Base difficulty rating

Spoghead Member Posts: 25

Whether a base is normal, dangerous or brutal could surely be based on the average number of kills rather than just size and number of traps. There are so many "brutal" that you easily get through with no deaths, it makes no sense.


  • KopyKat
    KopyKat Member Posts: 4


  • MadMoeZel
    MadMoeZel Member Posts: 685

    kill in the outpost fail when used as the only metric of difficulty. it doesn't account for changes in construction or if people quit due to time, difficulty, or patience. also trap combos affect diffculty heavily.

    a iron claw with a acid cube below it is always going to be more lethal than a spike trap over the acid cube because the claw reels you in and the spike can't reach anywhere but over the acid that you'd normally try to avoid anyways.

    what we need is a detailed readout of how each thing placed changes difficulty. not to simplify it down to a single metric.

  • Dreamnomad
    Dreamnomad Member Posts: 3,447

    I'm going go include the patch notes directly related to the difficulty rating because it seems there is some confusion about how this is calculated.


    There’s no right way to build an Outpost—and that’s a good thing. With traps and guards around every corner, players know to expect the unexpected when raiding Outposts. But what shouldn’t be unexpected is a difficulty spike after you’ve chosen an Outpost to raid. We want everyone’s journey to be as fun as possible, and that includes better accommodating different player preferences. 
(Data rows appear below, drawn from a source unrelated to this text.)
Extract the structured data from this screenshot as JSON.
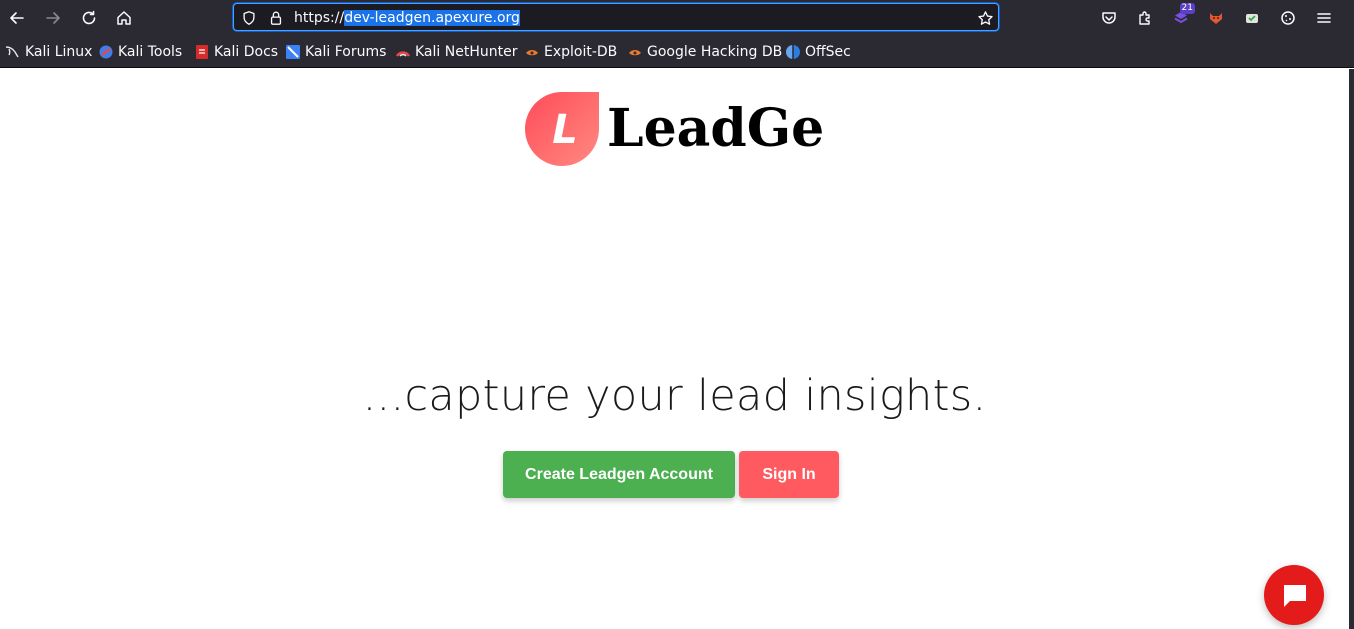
{
  "browser": {
    "url_prefix": "https://",
    "url_domain": "dev-leadgen.apexure.org",
    "extension_badge": "21"
  },
  "bookmarks": [
    {
      "label": "Kali Linux",
      "icon": "kali-dragon-icon"
    },
    {
      "label": "Kali Tools",
      "icon": "kali-tools-icon"
    },
    {
      "label": "Kali Docs",
      "icon": "kali-docs-icon"
    },
    {
      "label": "Kali Forums",
      "icon": "kali-forums-icon"
    },
    {
      "label": "Kali NetHunter",
      "icon": "kali-nethunter-icon"
    },
    {
      "label": "Exploit-DB",
      "icon": "exploit-db-icon"
    },
    {
      "label": "Google Hacking DB",
      "icon": "ghdb-icon"
    },
    {
      "label": "OffSec",
      "icon": "offsec-icon"
    }
  ],
  "page": {
    "logo_text": "LeadGe",
    "logo_letter": "L",
    "tagline": "...capture your lead insights.",
    "create_button": "Create Leadgen Account",
    "signin_button": "Sign In"
  },
  "colors": {
    "green_button": "#4caf50",
    "red_button": "#ff5a5f",
    "chat_button": "#e31b1b",
    "url_selection": "#1a73e8"
  }
}
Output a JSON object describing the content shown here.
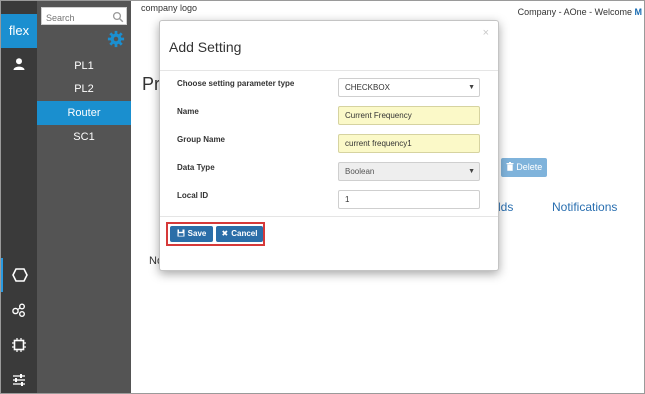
{
  "rail": {
    "brand": "flex",
    "icons": [
      "user-icon",
      "hexagon-icon",
      "nodes-icon",
      "chip-icon",
      "sliders-icon"
    ]
  },
  "sidebar": {
    "search_placeholder": "Search",
    "items": [
      {
        "label": "PL1"
      },
      {
        "label": "PL2"
      },
      {
        "label": "Router",
        "active": true
      },
      {
        "label": "SC1"
      }
    ]
  },
  "header": {
    "company_logo": "company logo",
    "welcome_text": "Company - AOne - Welcome ",
    "welcome_user": "M"
  },
  "main": {
    "title_partial": "Pr",
    "delete_label": "Delete",
    "tab_fields_partial": "lds",
    "tab_notifications": "Notifications",
    "no_data_partial": "No"
  },
  "modal": {
    "title": "Add Setting",
    "close": "×",
    "fields": {
      "param_type": {
        "label": "Choose setting parameter type",
        "value": "CHECKBOX"
      },
      "name": {
        "label": "Name",
        "value": "Current Frequency"
      },
      "group_name": {
        "label": "Group Name",
        "value": "current frequency1"
      },
      "data_type": {
        "label": "Data Type",
        "value": "Boolean"
      },
      "local_id": {
        "label": "Local ID",
        "value": "1"
      }
    },
    "save_label": "Save",
    "cancel_label": "Cancel"
  },
  "colors": {
    "accent": "#1a8fcf",
    "save_button": "#2b6ea8",
    "highlight_border": "#d63939",
    "input_highlight": "#fbf9c8"
  }
}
    This new update brings an overhaul of the difficulty system that will make it easier for Raiders to choose the kind of Outposts they want to play. This change affects not only how difficulty is displayed, but also how it's calculated. 

    Previously, Outpost Danger Score (Normal, Hard, Brutal) was calculated solely on automated factors such as guard and trap placement in relation to the Harvester path. With patch 1.4 we made several tweaks to this system, taking into account trap density, trap combos, and many other factors. We’ve since made even more changes and fixed several bugs based on player feedback that resulted in more difficult Outposts appearing in the Normal category. 

    To give players a more accurate view of difficulty, we’ll be augmenting the standard Outpost categorizations of Normal, Dangerous and Brutal with a 10-point difficulty scale symbolized by skulls. The more skulls, you see, the deadlier the Outpost. 

    We’re also planning for this updated difficulty system to have a dynamic component that assesses both the Raider and the Outpost to make the difficulty score a living, breathing rating that can rise or fall depending on Raider performance. Factors such as skill level of the Raider, number of times they died, and more will be considered as the Outpost difficulty score gradually adjusts. 

    When Sector 2 launches, we'll be turning on this new dynamic component in the background to collect data, fine-tune the system, and to let initial ratings stabilize. Soon after, with our upcoming Mid-Sector update, we’ll be fully launching the dynamic Outpost difficulty system and rewards for players. The more you raid, the more accurate our difficulty system will be. So we’re calling on you, Custodians—raid as much as possible! 

    Whether you’re seeking a high-speed challenge or a slower, more calculated experience, we want Meet Your Maker to work for everyone. This system will help make raiding a more consistent experience and let you better choose the type of challenge you're after."

    I went ahead and bolded the text I wanted to highlight. The system will become more accurate the more people raid. The raiders will get skill scores which will compare to the outpost scores which will in turn adjust each other over time. In other games, think Match Making Ranks or MMR. This is actually the most accurate way to determine the difficulty level of an outpost. So before judging the difficulty setting too harshly, I would suggest giving it some time to work itself out.